Let’s just settle for “deafening”, in the truest sense of the word. For the record, Kyle Busch crossed the finish line first that night, but I only found out about it from the internet because after three hours of non-stop sonic pelting we’d had enough.
My ears were still numb and ringing the following day as we were planning the next leg of our journey over a stack of maple syrup-soaked pancakes. The Ferrari would stay in Miami and finally it was time for the Camaro, a car I’d reserved a place for in my imaginary garage for years. It packs an endless punch, its back seat and generous luggage space make it great for travelling, and thanks to the Chevy logo on the grille you instantly feel like you’re a part of this whole scene.
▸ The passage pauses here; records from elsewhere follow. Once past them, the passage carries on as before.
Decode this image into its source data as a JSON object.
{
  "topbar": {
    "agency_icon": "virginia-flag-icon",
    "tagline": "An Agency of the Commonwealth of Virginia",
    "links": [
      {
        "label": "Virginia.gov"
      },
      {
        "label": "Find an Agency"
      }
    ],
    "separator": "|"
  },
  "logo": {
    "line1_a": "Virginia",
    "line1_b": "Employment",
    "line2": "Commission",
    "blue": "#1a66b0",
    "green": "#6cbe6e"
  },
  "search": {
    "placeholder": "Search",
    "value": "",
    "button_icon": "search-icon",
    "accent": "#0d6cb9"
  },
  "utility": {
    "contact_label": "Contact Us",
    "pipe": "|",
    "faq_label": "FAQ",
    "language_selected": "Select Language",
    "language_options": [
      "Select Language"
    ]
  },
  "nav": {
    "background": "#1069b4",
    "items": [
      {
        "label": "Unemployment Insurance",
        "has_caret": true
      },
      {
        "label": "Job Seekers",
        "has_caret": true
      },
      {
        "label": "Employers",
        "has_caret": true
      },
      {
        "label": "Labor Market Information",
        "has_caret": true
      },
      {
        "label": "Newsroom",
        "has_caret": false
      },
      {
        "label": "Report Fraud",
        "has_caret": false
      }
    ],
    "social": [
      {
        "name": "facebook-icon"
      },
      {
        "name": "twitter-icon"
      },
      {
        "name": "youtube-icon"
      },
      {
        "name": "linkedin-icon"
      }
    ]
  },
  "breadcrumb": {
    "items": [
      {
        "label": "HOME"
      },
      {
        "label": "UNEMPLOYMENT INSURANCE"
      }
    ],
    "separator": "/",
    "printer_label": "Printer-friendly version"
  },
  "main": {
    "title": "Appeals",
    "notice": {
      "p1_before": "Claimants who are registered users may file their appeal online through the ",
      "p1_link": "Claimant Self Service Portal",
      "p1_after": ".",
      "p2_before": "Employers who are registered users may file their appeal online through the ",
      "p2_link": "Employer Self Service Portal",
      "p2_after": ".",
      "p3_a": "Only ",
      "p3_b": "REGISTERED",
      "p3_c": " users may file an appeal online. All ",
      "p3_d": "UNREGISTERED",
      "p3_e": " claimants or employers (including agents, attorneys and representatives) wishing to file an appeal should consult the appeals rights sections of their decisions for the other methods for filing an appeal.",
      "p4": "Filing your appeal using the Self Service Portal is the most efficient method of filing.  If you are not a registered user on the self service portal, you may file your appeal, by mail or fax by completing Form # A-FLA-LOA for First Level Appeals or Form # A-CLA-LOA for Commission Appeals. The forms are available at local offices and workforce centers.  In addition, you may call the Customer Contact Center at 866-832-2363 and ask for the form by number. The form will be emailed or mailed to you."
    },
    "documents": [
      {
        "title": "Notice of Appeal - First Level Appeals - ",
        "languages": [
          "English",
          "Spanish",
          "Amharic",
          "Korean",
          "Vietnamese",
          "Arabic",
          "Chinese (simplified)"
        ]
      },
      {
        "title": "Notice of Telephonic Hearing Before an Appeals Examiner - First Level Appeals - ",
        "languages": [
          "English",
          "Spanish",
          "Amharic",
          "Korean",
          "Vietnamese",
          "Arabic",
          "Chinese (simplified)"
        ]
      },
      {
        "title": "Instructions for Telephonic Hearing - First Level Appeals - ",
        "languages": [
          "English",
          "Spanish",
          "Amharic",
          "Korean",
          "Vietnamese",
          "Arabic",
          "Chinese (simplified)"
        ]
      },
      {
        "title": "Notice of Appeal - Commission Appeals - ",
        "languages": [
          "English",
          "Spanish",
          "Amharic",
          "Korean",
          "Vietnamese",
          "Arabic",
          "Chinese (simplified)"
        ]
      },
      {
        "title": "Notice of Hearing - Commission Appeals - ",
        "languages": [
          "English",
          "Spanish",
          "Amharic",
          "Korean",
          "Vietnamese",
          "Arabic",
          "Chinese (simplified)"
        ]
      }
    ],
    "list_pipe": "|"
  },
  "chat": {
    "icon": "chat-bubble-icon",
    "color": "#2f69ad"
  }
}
Whether you want it or not. And because Chevrolet has been involved with NASCAR since the very beginning, the Camaro was the perfect make for our next shoot in Daytona Beach.
The coastal community north of Miami is a historically significant place for American and international motorsports. Every year at the 24 Hours endurance race, drivers from all over the world compete to the point of total exhaustion. The legendary 3.56-mile speedway with its three steep turns (usual are two) forms the center of this city of seventy thousand inhabitants. Its skyscraper-high grandstands tower far above the cinemas, shops and restaurants of the city. Everything seems to lie in the shadow of this gigantic racetrack. The second place to be is the beach. Anyone who has seen Disney’s animated film Cars 3 knows that the NASCAR series was founded at the oceanfront right here seventy-two years ago. That’s exactly where we placed the Camaro. At sunrise, of course. In contrast to our Ocean Drive flop, this worked out really well.
You’re even allowed to drive on certain sections of the beach – not more than ten miles an hour, but luckily photographers can play around with this sort of thing. There was surprisingly little happening on this picture-perfect morning, except for the estimated three hundred aquatic birds watching me curiously as I drove back and forth twenty times while Max pressed the shutter release. It’s amazing how something as loud as NASCAR could be created in what was originally such a quiet, soothing place. After explaining to the Beach Patrol that this Camaro was the latest model, with the front end slightly modified compared to its predecessor, and that the basic version is available for as little as thirty-four thousand dollars plus tax (“unbelievable!”), we went back to our usual morning routine. Though this time I chose the strawberry syrup.